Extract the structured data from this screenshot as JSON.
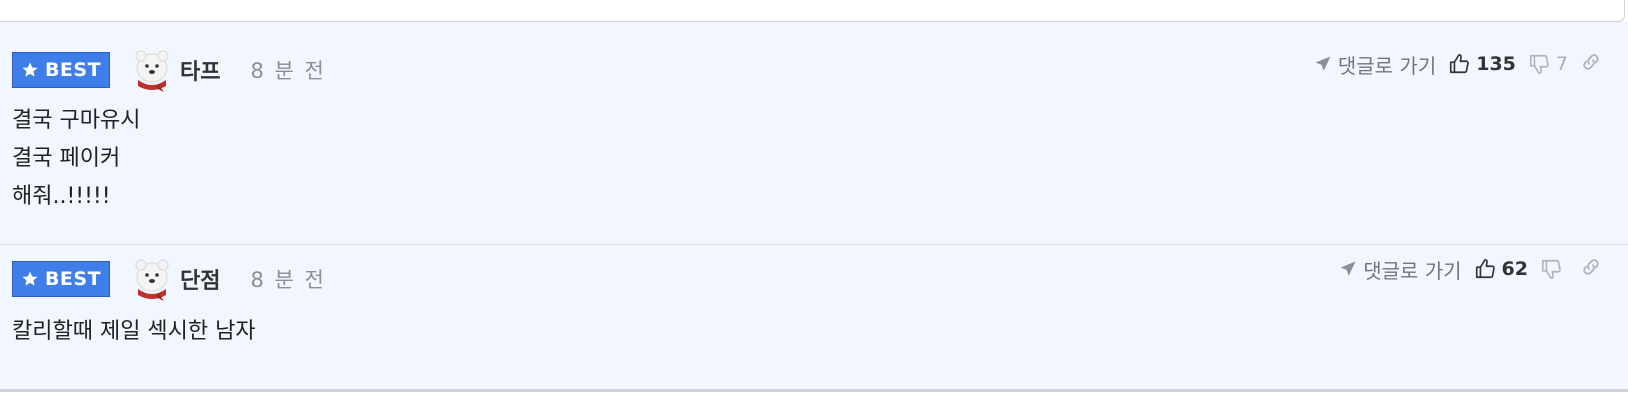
{
  "comments": [
    {
      "badge": "BEST",
      "nickname": "타프",
      "time": "8 분 전",
      "goto_label": "댓글로 가기",
      "upvotes": "135",
      "downvotes": "7",
      "lines": [
        "결국 구마유시",
        "결국 페이커",
        "해줘..!!!!!"
      ]
    },
    {
      "badge": "BEST",
      "nickname": "단점",
      "time": "8 분 전",
      "goto_label": "댓글로 가기",
      "upvotes": "62",
      "downvotes": "",
      "lines": [
        "칼리할때 제일 섹시한 남자"
      ]
    }
  ],
  "colors": {
    "badge": "#3f7ee8",
    "comment_bg": "#f1f6ff",
    "muted": "#8a8f99"
  },
  "icons": [
    "star-icon",
    "polar-bear-avatar-icon",
    "send-arrow-icon",
    "thumbs-up-icon",
    "thumbs-down-icon",
    "link-icon"
  ]
}
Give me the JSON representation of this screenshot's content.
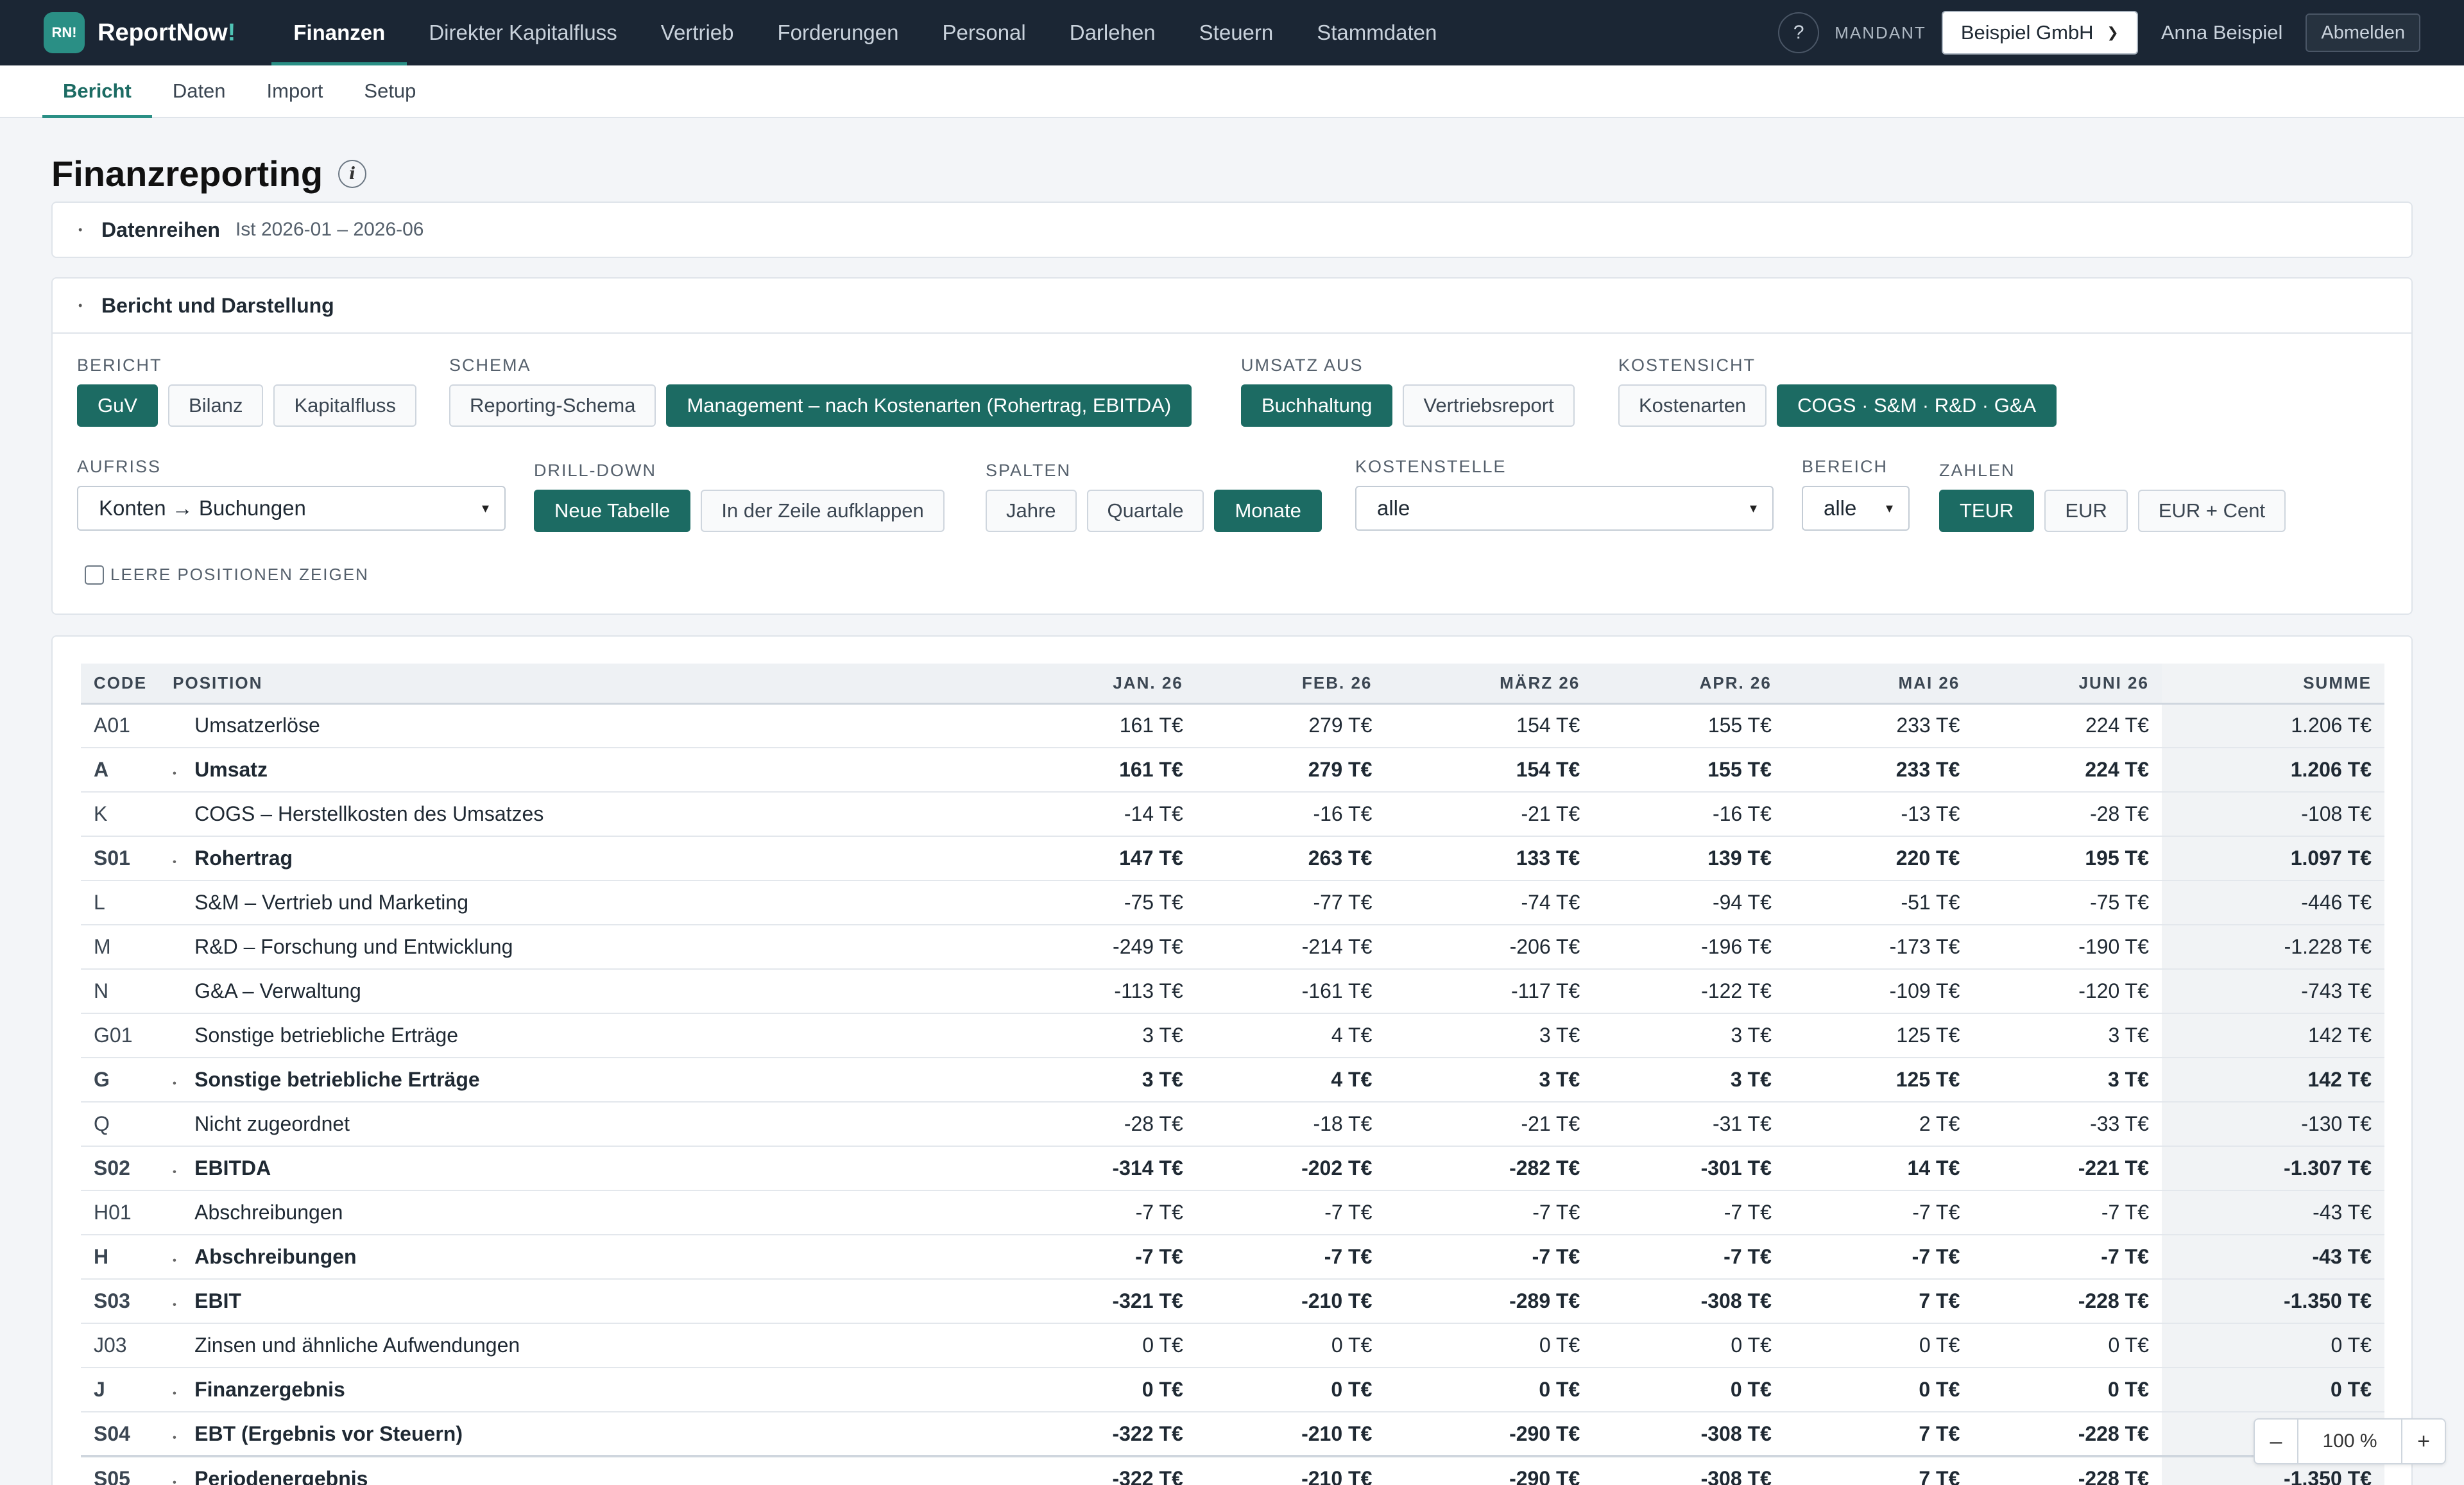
{
  "app": {
    "logo_badge": "RN!",
    "logo_name": "ReportNow",
    "logo_suffix": "!",
    "nav": [
      "Finanzen",
      "Direkter Kapitalfluss",
      "Vertrieb",
      "Forderungen",
      "Personal",
      "Darlehen",
      "Steuern",
      "Stammdaten"
    ],
    "help": "?",
    "mandant_label": "MANDANT",
    "mandant_value": "Beispiel GmbH",
    "username": "Anna Beispiel",
    "logout": "Abmelden"
  },
  "subnav": [
    "Bericht",
    "Daten",
    "Import",
    "Setup"
  ],
  "page_title": "Finanzreporting",
  "info_icon": "i",
  "datenreihen": {
    "title": "Datenreihen",
    "subtitle": "Ist 2026-01 – 2026-06"
  },
  "darstellung": {
    "title": "Bericht und Darstellung",
    "bericht": {
      "label": "BERICHT",
      "options": [
        "GuV",
        "Bilanz",
        "Kapitalfluss"
      ]
    },
    "schema": {
      "label": "SCHEMA",
      "options": [
        "Reporting-Schema",
        "Management – nach Kostenarten (Rohertrag, EBITDA)"
      ]
    },
    "umsatz": {
      "label": "UMSATZ AUS",
      "options": [
        "Buchhaltung",
        "Vertriebsreport"
      ]
    },
    "kostensicht": {
      "label": "KOSTENSICHT",
      "options": [
        "Kostenarten",
        "COGS · S&M · R&D · G&A"
      ]
    },
    "aufriss": {
      "label": "AUFRISS",
      "value": "Konten → Buchungen"
    },
    "drilldown": {
      "label": "DRILL-DOWN",
      "options": [
        "Neue Tabelle",
        "In der Zeile aufklappen"
      ]
    },
    "spalten": {
      "label": "SPALTEN",
      "options": [
        "Jahre",
        "Quartale",
        "Monate"
      ]
    },
    "kostenstelle": {
      "label": "KOSTENSTELLE",
      "value": "alle"
    },
    "bereich": {
      "label": "BEREICH",
      "value": "alle"
    },
    "zahlen": {
      "label": "ZAHLEN",
      "options": [
        "TEUR",
        "EUR",
        "EUR + Cent"
      ]
    },
    "leere": "LEERE POSITIONEN ZEIGEN"
  },
  "table": {
    "headers": [
      "CODE",
      "POSITION",
      "JAN. 26",
      "FEB. 26",
      "MÄRZ 26",
      "APR. 26",
      "MAI 26",
      "JUNI 26",
      "SUMME"
    ],
    "rows": [
      {
        "code": "A01",
        "pos": "Umsatzerlöse",
        "v": [
          "161 T€",
          "279 T€",
          "154 T€",
          "155 T€",
          "233 T€",
          "224 T€",
          "1.206 T€"
        ]
      },
      {
        "code": "A",
        "pos": "Umsatz",
        "v": [
          "161 T€",
          "279 T€",
          "154 T€",
          "155 T€",
          "233 T€",
          "224 T€",
          "1.206 T€"
        ]
      },
      {
        "code": "K",
        "pos": "COGS – Herstellkosten des Umsatzes",
        "v": [
          "-14 T€",
          "-16 T€",
          "-21 T€",
          "-16 T€",
          "-13 T€",
          "-28 T€",
          "-108 T€"
        ]
      },
      {
        "code": "S01",
        "pos": "Rohertrag",
        "v": [
          "147 T€",
          "263 T€",
          "133 T€",
          "139 T€",
          "220 T€",
          "195 T€",
          "1.097 T€"
        ]
      },
      {
        "code": "L",
        "pos": "S&M – Vertrieb und Marketing",
        "v": [
          "-75 T€",
          "-77 T€",
          "-74 T€",
          "-94 T€",
          "-51 T€",
          "-75 T€",
          "-446 T€"
        ]
      },
      {
        "code": "M",
        "pos": "R&D – Forschung und Entwicklung",
        "v": [
          "-249 T€",
          "-214 T€",
          "-206 T€",
          "-196 T€",
          "-173 T€",
          "-190 T€",
          "-1.228 T€"
        ]
      },
      {
        "code": "N",
        "pos": "G&A – Verwaltung",
        "v": [
          "-113 T€",
          "-161 T€",
          "-117 T€",
          "-122 T€",
          "-109 T€",
          "-120 T€",
          "-743 T€"
        ]
      },
      {
        "code": "G01",
        "pos": "Sonstige betriebliche Erträge",
        "v": [
          "3 T€",
          "4 T€",
          "3 T€",
          "3 T€",
          "125 T€",
          "3 T€",
          "142 T€"
        ]
      },
      {
        "code": "G",
        "pos": "Sonstige betriebliche Erträge",
        "v": [
          "3 T€",
          "4 T€",
          "3 T€",
          "3 T€",
          "125 T€",
          "3 T€",
          "142 T€"
        ]
      },
      {
        "code": "Q",
        "pos": "Nicht zugeordnet",
        "v": [
          "-28 T€",
          "-18 T€",
          "-21 T€",
          "-31 T€",
          "2 T€",
          "-33 T€",
          "-130 T€"
        ]
      },
      {
        "code": "S02",
        "pos": "EBITDA",
        "v": [
          "-314 T€",
          "-202 T€",
          "-282 T€",
          "-301 T€",
          "14 T€",
          "-221 T€",
          "-1.307 T€"
        ]
      },
      {
        "code": "H01",
        "pos": "Abschreibungen",
        "v": [
          "-7 T€",
          "-7 T€",
          "-7 T€",
          "-7 T€",
          "-7 T€",
          "-7 T€",
          "-43 T€"
        ]
      },
      {
        "code": "H",
        "pos": "Abschreibungen",
        "v": [
          "-7 T€",
          "-7 T€",
          "-7 T€",
          "-7 T€",
          "-7 T€",
          "-7 T€",
          "-43 T€"
        ]
      },
      {
        "code": "S03",
        "pos": "EBIT",
        "v": [
          "-321 T€",
          "-210 T€",
          "-289 T€",
          "-308 T€",
          "7 T€",
          "-228 T€",
          "-1.350 T€"
        ]
      },
      {
        "code": "J03",
        "pos": "Zinsen und ähnliche Aufwendungen",
        "v": [
          "0 T€",
          "0 T€",
          "0 T€",
          "0 T€",
          "0 T€",
          "0 T€",
          "0 T€"
        ]
      },
      {
        "code": "J",
        "pos": "Finanzergebnis",
        "v": [
          "0 T€",
          "0 T€",
          "0 T€",
          "0 T€",
          "0 T€",
          "0 T€",
          "0 T€"
        ]
      },
      {
        "code": "S04",
        "pos": "EBT (Ergebnis vor Steuern)",
        "v": [
          "-322 T€",
          "-210 T€",
          "-290 T€",
          "-308 T€",
          "7 T€",
          "-228 T€",
          "-1.350 T€"
        ]
      },
      {
        "code": "S05",
        "pos": "Periodenergebnis",
        "v": [
          "-322 T€",
          "-210 T€",
          "-290 T€",
          "-308 T€",
          "7 T€",
          "-228 T€",
          "-1.350 T€"
        ]
      }
    ]
  },
  "zoom": {
    "minus": "–",
    "value": "100 %",
    "plus": "+"
  }
}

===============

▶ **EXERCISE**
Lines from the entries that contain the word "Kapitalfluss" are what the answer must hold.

▶ **WRITTEN RESPONSE**
      "Direkter Kapitalfluss",
        "Kapitalfluss"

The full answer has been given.